Gosh, but that poor young mother was in pain. You could tell. Her face was all set and white. Her three little babies were sound asleep but in those days they were sticklers for routine. You fed them every four hours on the dot. The first little baby did not want to be woken. They tried everything. Undressing her. Moving her around. Eventually, Sister Mulvaney sprinkled some water on her little face. That certainly woke her up. But the moment she started crying, the other two were off. All three screaming!

They got two of the babies and showed the mother how to tuck them back under her arms, one on each breast. But she couldn’t get the babies to latch on. Sister Mulvaney was barking out instructions and the mother was doing her best to follow them. By this stage, the babies had worked themselves up into a fine rage. What a racket! The whole ward was watching.

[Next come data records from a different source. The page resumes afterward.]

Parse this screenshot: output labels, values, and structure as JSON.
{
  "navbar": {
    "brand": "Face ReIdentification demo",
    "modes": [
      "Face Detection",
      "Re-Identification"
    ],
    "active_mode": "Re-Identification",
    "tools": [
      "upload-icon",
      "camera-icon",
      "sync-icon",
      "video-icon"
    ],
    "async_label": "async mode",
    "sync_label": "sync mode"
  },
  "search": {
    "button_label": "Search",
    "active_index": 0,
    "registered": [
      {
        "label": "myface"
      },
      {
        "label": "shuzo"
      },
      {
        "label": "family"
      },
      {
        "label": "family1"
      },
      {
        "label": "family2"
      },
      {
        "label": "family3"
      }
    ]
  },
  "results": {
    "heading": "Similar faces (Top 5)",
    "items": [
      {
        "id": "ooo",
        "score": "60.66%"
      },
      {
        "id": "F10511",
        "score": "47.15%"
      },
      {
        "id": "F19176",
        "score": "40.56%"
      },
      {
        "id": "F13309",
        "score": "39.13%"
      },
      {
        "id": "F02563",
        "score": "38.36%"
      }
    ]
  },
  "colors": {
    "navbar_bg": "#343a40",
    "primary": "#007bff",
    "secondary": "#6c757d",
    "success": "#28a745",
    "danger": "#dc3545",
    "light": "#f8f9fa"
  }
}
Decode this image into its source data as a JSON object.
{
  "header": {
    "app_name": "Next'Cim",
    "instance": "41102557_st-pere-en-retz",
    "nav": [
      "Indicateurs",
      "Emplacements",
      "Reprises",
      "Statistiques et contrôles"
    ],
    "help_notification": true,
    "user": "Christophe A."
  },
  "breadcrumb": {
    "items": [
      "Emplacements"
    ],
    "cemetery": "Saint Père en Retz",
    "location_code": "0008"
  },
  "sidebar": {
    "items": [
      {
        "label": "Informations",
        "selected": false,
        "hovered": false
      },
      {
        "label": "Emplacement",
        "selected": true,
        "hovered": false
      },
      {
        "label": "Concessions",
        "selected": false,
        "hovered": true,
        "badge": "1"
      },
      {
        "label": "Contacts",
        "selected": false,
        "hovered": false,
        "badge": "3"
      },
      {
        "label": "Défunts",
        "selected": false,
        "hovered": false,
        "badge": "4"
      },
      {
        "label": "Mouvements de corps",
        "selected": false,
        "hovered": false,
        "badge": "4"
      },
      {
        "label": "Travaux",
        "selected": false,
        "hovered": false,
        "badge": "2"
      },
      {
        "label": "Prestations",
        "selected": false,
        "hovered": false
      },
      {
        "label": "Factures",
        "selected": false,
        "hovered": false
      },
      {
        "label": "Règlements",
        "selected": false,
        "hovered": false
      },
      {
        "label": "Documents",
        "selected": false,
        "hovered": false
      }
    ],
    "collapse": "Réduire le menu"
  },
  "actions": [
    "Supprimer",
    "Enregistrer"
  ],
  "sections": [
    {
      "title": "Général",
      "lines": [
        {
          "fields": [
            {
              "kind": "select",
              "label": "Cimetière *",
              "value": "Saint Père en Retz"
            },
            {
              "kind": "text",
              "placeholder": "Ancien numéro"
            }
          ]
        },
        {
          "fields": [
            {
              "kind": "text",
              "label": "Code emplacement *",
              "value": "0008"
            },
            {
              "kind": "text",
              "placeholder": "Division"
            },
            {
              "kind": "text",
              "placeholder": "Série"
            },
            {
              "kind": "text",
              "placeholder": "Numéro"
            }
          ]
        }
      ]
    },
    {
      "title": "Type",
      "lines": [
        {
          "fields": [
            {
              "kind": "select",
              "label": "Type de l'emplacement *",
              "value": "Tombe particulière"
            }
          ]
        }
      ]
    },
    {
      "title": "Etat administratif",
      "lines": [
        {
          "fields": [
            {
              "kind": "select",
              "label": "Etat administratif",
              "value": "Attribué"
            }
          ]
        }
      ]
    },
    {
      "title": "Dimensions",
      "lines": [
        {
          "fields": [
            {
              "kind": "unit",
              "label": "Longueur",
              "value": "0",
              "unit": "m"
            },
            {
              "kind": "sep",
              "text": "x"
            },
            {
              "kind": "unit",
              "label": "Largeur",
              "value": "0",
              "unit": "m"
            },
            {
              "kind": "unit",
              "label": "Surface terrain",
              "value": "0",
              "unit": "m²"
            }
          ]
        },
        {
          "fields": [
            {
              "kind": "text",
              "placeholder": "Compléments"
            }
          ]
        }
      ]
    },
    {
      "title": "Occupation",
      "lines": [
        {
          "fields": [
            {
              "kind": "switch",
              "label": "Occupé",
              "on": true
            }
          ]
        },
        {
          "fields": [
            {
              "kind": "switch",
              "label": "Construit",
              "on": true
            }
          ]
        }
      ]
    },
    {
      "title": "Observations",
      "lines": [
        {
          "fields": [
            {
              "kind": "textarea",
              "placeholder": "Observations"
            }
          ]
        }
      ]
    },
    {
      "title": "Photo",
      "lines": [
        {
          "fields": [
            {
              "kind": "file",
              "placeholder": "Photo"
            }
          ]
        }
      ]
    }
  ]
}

Eventually, they gave up and got a breast pump to try and get her milk started. They were dreadful, clunky old contraptions in those days. You could tell that poor mother was upset, with her babies hollering, Sister Mulvaney tut-tutting, and everyone pretending not to stare. All of a sudden she just burst into tears. My supervising nurse said, very know-it-all, “Ah the three-day blues, all new mothers cry on the third day.” And I remember thinking, But my goodness, who wouldn’t cry?


“Die, you little motherfucker.” Lyn squatted down on the kitchen floor and aimed the cockroach spray like a machine gun.

“Language, young lady!” Lyn looked up to see her stepdaughter, Kara, sucking in her cheeks in a parody of a horrified parent.

“I thought you were gone,” said Lyn, feeling a bit silly to be caught doing her private Hollywood gangster act. She didn’t normally say things like “motherfucker.” In fact, she generally swore only in situations involving cockroaches or her sisters.

“It’s escaping!” said Kara helpfully.

Lyn looked back down to see the cockroach scuttling across the tiles to a microscopic tunnel under the sink. No doubt it would now live a long, happy life and give birth to many thousands of sweet little cockroach babies.

Lyn stood up and looked at her watch. It was just on nine o’clock. “Aren’t you very late?”

Kara heaved an exhausted sigh to indicate she could not be expected to cope with yet another imbecilic question.

“Well, aren’t you?” asked Lyn, because she couldn’t help herself.

“Lyn, Lyn, Lyn.” Kara shook her head sadly. “What am I going to do with you?”